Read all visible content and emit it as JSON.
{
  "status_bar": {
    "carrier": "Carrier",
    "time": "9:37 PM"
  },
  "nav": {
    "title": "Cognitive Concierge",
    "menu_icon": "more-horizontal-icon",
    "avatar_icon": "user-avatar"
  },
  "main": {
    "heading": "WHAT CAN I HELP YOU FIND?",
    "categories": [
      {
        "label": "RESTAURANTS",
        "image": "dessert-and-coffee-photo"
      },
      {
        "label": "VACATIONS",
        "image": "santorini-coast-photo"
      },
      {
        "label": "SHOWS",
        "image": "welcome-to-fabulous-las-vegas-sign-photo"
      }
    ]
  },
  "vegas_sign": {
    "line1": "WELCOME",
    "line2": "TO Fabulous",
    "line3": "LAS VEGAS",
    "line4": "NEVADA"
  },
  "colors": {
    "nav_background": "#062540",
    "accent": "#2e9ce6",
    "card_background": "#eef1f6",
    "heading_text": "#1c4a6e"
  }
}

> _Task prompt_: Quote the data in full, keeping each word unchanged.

> _Answer for the task_:
Read all visible content and emit it as JSON.
{
  "status_bar": {
    "carrier": "Carrier",
    "time": "9:37 PM"
  },
  "nav": {
    "title": "Cognitive Concierge",
    "menu_icon": "more-horizontal-icon",
    "avatar_icon": "user-avatar"
  },
  "main": {
    "heading": "WHAT CAN I HELP YOU FIND?",
    "categories": [
      {
        "label": "RESTAURANTS",
        "image": "dessert-and-coffee-photo"
      },
      {
        "label": "VACATIONS",
        "image": "santorini-coast-photo"
      },
      {
        "label": "SHOWS",
        "image": "welcome-to-fabulous-las-vegas-sign-photo"
      }
    ]
  },
  "vegas_sign": {
    "line1": "WELCOME",
    "line2": "TO Fabulous",
    "line3": "LAS VEGAS",
    "line4": "NEVADA"
  },
  "colors": {
    "nav_background": "#062540",
    "accent": "#2e9ce6",
    "card_background": "#eef1f6",
    "heading_text": "#1c4a6e"
  }
}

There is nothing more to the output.